## Task to carry out
Show all lines of the listing that hold the word "Market".

## Source material
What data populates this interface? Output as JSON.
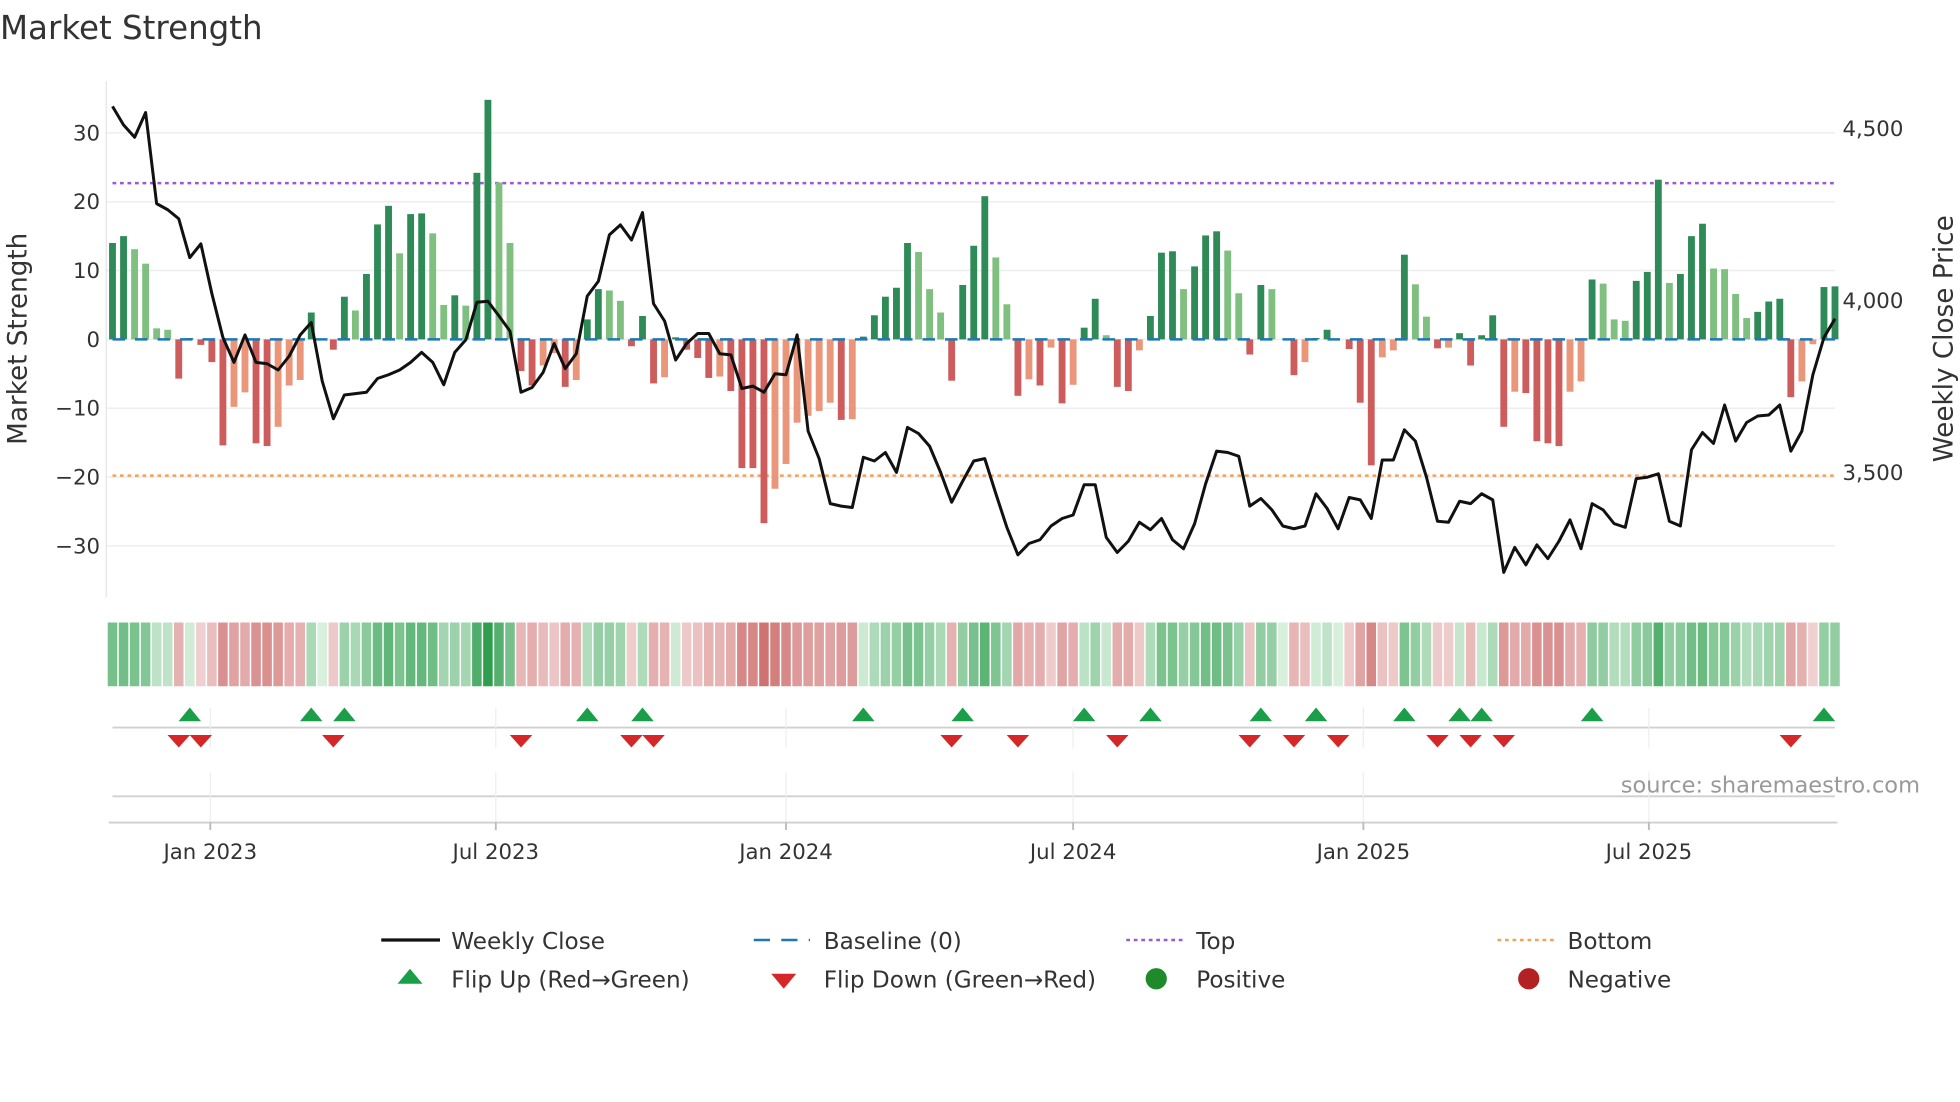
{
  "title": "Market Strength",
  "source": "source: sharemaestro.com",
  "chart_data": {
    "type": "bar",
    "title": "Market Strength",
    "frequency": "weekly",
    "start_week": "2022-10-31",
    "ylabel": "Market Strength",
    "y2label": "Weekly Close Price",
    "ylim": [
      -37.5,
      37.5
    ],
    "y2lim": [
      3136,
      4638
    ],
    "yticks": [
      30,
      20,
      10,
      0,
      -10,
      -20,
      -30
    ],
    "ytick_labels": [
      "30",
      "20",
      "10",
      "0",
      "−10",
      "−20",
      "−30"
    ],
    "y2ticks": [
      4500,
      4000,
      3500
    ],
    "y2tick_labels": [
      "4,500",
      "4,000",
      "3,500"
    ],
    "xticks": [
      {
        "date": "2023-01-01",
        "label": "Jan 2023"
      },
      {
        "date": "2023-07-01",
        "label": "Jul 2023"
      },
      {
        "date": "2024-01-01",
        "label": "Jan 2024"
      },
      {
        "date": "2024-07-01",
        "label": "Jul 2024"
      },
      {
        "date": "2025-01-01",
        "label": "Jan 2025"
      },
      {
        "date": "2025-07-01",
        "label": "Jul 2025"
      }
    ],
    "top_level": 22.7,
    "bottom_level": -19.8,
    "grid": true,
    "strength": [
      14.0,
      15.0,
      13.1,
      11.0,
      1.6,
      1.4,
      -5.7,
      0.2,
      -0.8,
      -3.3,
      -15.4,
      -9.8,
      -7.7,
      -15.1,
      -15.5,
      -12.7,
      -6.7,
      -5.9,
      3.9,
      0,
      -1.5,
      6.2,
      4.2,
      9.5,
      16.7,
      19.4,
      12.5,
      18.2,
      18.3,
      15.4,
      5.0,
      6.4,
      4.9,
      24.2,
      34.8,
      22.8,
      14.0,
      -4.6,
      -6.7,
      -3.8,
      -2.0,
      -6.9,
      -5.9,
      2.9,
      7.3,
      7.1,
      5.6,
      -1.0,
      3.4,
      -6.4,
      -5.5,
      0.3,
      -1.5,
      -2.7,
      -5.6,
      -5.4,
      -7.5,
      -18.7,
      -18.7,
      -26.7,
      -21.7,
      -18.1,
      -12.1,
      -11.1,
      -10.4,
      -9.2,
      -11.7,
      -11.6,
      0.4,
      3.5,
      6.2,
      7.5,
      14.0,
      12.7,
      7.3,
      3.9,
      -6.0,
      7.9,
      13.6,
      20.8,
      11.9,
      5.1,
      -8.2,
      -5.8,
      -6.7,
      -1.2,
      -9.3,
      -6.6,
      1.7,
      5.9,
      0.6,
      -6.9,
      -7.5,
      -1.6,
      3.4,
      12.6,
      12.8,
      7.3,
      10.6,
      15.1,
      15.7,
      12.9,
      6.7,
      -2.2,
      7.9,
      7.3,
      0,
      -5.2,
      -3.3,
      0.2,
      1.4,
      0,
      -1.4,
      -9.2,
      -18.3,
      -2.6,
      -1.6,
      12.3,
      8.0,
      3.3,
      -1.3,
      -1.2,
      0.9,
      -3.8,
      0.6,
      3.5,
      -12.7,
      -7.6,
      -7.8,
      -14.8,
      -15.1,
      -15.5,
      -7.6,
      -6.1,
      8.7,
      8.1,
      2.9,
      2.7,
      8.5,
      9.8,
      23.2,
      8.2,
      9.5,
      15.0,
      16.8,
      10.3,
      10.2,
      6.6,
      3.1,
      4.0,
      5.5,
      5.9,
      -8.4,
      -6.1,
      -0.7,
      7.6,
      7.7
    ],
    "weekly_close": [
      4565,
      4511,
      4475,
      4547,
      4282,
      4264,
      4238,
      4125,
      4165,
      4020,
      3893,
      3820,
      3900,
      3820,
      3816,
      3798,
      3838,
      3900,
      3936,
      3765,
      3656,
      3725,
      3729,
      3733,
      3773,
      3784,
      3798,
      3820,
      3849,
      3820,
      3755,
      3849,
      3886,
      3995,
      3998,
      3955,
      3911,
      3733,
      3747,
      3791,
      3875,
      3802,
      3845,
      4013,
      4056,
      4191,
      4220,
      4176,
      4256,
      3991,
      3940,
      3827,
      3875,
      3904,
      3904,
      3845,
      3842,
      3744,
      3751,
      3733,
      3787,
      3784,
      3900,
      3620,
      3540,
      3409,
      3402,
      3398,
      3544,
      3533,
      3558,
      3500,
      3631,
      3613,
      3576,
      3500,
      3413,
      3475,
      3533,
      3540,
      3438,
      3340,
      3260,
      3293,
      3304,
      3344,
      3366,
      3376,
      3464,
      3464,
      3311,
      3267,
      3300,
      3355,
      3333,
      3366,
      3304,
      3278,
      3351,
      3467,
      3562,
      3558,
      3547,
      3402,
      3424,
      3391,
      3344,
      3336,
      3344,
      3438,
      3395,
      3336,
      3427,
      3420,
      3366,
      3536,
      3536,
      3624,
      3591,
      3486,
      3358,
      3355,
      3416,
      3409,
      3438,
      3420,
      3209,
      3282,
      3231,
      3289,
      3249,
      3300,
      3362,
      3278,
      3409,
      3391,
      3351,
      3340,
      3482,
      3486,
      3496,
      3358,
      3344,
      3566,
      3616,
      3584,
      3696,
      3591,
      3645,
      3664,
      3667,
      3696,
      3562,
      3620,
      3784,
      3893,
      3947
    ],
    "flip_up_weeks": [
      7,
      18,
      21,
      43,
      48,
      68,
      77,
      88,
      94,
      104,
      109,
      117,
      122,
      124,
      134,
      155
    ],
    "flip_down_weeks": [
      6,
      8,
      20,
      37,
      47,
      49,
      76,
      82,
      91,
      103,
      107,
      111,
      120,
      123,
      126,
      152
    ],
    "legend": {
      "placement": "bottom",
      "items": [
        {
          "key": "close",
          "label": "Weekly Close"
        },
        {
          "key": "baseline",
          "label": "Baseline (0)"
        },
        {
          "key": "top",
          "label": "Top"
        },
        {
          "key": "bottom",
          "label": "Bottom"
        },
        {
          "key": "flip_up",
          "label": "Flip Up (Red→Green)"
        },
        {
          "key": "flip_down",
          "label": "Flip Down (Green→Red)"
        },
        {
          "key": "positive",
          "label": "Positive"
        },
        {
          "key": "negative",
          "label": "Negative"
        }
      ]
    },
    "colors": {
      "pos_rising": "#2e8b57",
      "pos_falling": "#7fbf7f",
      "neg_falling": "#cd5c5c",
      "neg_rising": "#e9967a",
      "close": "#111111",
      "baseline": "#1f77b4",
      "top": "#9b59d6",
      "bottom": "#f0a35e",
      "flip_up": "#1a9e48",
      "flip_down": "#d62728",
      "positive": "#1f8a2a",
      "negative": "#b22222",
      "grid": "#eceef2"
    }
  }
}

## Task response
  "title": "Market Strength",
    "title": "Market Strength",
    "ylabel": "Market Strength",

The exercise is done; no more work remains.